(Web page and app entries)
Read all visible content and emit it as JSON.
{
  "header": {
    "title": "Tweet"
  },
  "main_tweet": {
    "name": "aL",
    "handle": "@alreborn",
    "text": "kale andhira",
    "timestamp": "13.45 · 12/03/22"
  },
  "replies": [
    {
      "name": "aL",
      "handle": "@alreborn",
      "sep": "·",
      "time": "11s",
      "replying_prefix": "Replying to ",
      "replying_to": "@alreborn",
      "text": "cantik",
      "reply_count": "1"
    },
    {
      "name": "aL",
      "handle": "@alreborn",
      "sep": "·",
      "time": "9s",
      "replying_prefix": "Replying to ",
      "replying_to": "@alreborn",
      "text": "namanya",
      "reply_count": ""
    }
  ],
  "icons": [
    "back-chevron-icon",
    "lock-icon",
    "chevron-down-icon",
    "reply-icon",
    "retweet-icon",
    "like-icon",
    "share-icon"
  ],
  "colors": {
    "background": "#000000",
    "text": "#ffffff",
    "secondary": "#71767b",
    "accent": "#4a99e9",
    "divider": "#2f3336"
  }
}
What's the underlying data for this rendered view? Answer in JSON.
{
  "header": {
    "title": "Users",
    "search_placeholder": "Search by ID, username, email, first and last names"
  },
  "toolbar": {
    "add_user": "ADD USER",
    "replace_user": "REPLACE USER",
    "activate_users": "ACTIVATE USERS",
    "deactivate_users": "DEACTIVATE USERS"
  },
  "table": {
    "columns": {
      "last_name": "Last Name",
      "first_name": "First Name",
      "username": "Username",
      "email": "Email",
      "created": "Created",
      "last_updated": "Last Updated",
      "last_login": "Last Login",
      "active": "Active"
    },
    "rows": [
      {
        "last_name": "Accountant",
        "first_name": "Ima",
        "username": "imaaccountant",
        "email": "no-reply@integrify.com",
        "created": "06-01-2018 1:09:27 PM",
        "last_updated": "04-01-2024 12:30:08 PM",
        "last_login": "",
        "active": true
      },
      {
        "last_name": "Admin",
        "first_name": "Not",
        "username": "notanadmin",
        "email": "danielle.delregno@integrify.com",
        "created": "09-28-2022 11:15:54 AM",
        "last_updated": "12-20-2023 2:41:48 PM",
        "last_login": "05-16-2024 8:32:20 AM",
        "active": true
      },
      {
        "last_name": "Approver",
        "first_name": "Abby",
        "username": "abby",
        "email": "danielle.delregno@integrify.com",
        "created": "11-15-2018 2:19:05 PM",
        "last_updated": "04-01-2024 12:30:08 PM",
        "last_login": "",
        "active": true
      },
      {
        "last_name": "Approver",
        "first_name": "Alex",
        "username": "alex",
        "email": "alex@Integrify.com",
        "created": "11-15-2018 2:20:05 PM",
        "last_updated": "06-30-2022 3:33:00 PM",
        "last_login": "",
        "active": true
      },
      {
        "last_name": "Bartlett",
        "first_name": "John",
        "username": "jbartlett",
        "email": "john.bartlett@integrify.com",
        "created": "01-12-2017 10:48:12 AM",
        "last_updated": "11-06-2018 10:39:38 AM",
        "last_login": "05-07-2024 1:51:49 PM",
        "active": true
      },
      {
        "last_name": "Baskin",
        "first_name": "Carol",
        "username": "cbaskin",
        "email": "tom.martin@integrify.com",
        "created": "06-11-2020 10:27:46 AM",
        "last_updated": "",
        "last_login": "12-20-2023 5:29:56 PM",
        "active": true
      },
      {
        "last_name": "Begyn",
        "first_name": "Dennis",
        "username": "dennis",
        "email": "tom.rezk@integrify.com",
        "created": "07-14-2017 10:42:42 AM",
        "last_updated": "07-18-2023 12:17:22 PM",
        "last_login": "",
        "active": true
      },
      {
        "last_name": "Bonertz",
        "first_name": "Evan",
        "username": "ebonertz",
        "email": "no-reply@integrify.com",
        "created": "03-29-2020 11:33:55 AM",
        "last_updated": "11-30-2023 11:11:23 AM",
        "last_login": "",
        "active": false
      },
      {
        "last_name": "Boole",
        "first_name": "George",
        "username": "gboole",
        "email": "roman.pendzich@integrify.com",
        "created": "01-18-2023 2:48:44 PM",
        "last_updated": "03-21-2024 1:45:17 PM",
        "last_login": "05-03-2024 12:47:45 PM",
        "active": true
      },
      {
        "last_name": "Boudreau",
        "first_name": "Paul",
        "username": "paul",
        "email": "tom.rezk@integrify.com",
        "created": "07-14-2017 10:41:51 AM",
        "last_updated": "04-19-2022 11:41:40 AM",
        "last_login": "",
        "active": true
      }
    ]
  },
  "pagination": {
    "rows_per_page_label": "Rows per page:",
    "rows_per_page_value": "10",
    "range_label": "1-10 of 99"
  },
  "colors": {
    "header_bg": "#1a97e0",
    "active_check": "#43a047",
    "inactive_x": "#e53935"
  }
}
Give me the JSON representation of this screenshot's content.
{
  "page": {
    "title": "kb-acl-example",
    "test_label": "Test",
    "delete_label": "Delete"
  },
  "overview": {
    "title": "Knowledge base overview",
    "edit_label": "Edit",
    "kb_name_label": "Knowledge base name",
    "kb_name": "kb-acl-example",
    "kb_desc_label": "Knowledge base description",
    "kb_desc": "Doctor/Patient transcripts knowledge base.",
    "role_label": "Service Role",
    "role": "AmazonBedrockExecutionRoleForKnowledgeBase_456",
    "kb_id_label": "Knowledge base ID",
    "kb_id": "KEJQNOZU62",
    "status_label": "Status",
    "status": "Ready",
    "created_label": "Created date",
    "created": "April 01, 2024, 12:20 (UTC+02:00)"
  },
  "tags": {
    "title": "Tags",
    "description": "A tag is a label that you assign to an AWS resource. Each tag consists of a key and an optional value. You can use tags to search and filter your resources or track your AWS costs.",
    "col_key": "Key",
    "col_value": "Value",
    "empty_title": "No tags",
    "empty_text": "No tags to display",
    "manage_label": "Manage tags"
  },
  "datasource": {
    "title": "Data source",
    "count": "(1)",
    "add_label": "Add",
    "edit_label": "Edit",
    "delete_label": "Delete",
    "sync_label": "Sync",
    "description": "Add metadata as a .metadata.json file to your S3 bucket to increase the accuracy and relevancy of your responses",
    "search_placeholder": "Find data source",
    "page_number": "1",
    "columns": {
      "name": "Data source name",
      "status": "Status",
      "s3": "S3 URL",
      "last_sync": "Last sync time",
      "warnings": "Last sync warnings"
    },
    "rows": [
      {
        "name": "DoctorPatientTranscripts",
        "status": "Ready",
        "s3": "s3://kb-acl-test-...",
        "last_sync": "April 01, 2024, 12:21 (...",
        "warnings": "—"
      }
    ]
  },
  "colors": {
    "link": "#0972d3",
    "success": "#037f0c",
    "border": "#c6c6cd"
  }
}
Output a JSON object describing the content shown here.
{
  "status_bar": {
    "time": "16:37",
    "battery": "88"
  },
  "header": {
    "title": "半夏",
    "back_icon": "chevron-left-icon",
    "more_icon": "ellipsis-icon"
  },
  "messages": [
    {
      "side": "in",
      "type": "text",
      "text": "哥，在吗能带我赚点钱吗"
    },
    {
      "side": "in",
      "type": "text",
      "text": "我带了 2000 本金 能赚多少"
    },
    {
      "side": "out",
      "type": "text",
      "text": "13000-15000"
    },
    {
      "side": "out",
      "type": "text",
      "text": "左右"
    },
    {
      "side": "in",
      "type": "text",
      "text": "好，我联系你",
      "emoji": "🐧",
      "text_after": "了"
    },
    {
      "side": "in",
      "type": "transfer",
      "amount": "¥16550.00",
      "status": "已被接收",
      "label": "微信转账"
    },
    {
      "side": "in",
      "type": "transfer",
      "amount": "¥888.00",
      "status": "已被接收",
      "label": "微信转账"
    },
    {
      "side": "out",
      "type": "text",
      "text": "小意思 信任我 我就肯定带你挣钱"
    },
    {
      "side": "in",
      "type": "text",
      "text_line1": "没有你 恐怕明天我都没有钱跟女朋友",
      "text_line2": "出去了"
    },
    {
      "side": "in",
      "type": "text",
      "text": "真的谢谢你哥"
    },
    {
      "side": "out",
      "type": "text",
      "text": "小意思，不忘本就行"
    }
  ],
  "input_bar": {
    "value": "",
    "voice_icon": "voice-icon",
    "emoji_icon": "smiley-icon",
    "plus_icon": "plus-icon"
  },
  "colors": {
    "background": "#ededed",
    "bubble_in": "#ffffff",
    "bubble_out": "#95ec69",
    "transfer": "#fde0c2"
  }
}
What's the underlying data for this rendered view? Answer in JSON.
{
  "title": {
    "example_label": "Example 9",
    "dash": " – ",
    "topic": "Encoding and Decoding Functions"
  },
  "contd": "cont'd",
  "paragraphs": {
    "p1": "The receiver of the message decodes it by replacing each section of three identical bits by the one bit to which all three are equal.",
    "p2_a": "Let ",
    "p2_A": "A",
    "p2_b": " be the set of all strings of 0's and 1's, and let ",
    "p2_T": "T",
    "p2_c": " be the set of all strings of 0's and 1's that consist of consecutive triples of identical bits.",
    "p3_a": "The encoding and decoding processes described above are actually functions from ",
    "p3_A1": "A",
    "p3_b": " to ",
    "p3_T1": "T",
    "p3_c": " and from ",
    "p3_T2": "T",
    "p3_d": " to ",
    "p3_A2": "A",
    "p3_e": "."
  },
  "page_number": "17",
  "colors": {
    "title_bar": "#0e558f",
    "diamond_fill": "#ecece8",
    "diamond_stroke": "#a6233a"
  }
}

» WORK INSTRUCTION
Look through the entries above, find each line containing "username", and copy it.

» REPLY TO THE TASK
    "search_placeholder": "Search by ID, username, email, first and last names"
      "username": "Username",
        "username": "imaaccountant",
        "username": "notanadmin",
        "username": "abby",
        "username": "alex",
        "username": "jbartlett",
        "username": "cbaskin",
        "username": "dennis",
        "username": "ebonertz",
        "username": "gboole",
        "username": "paul",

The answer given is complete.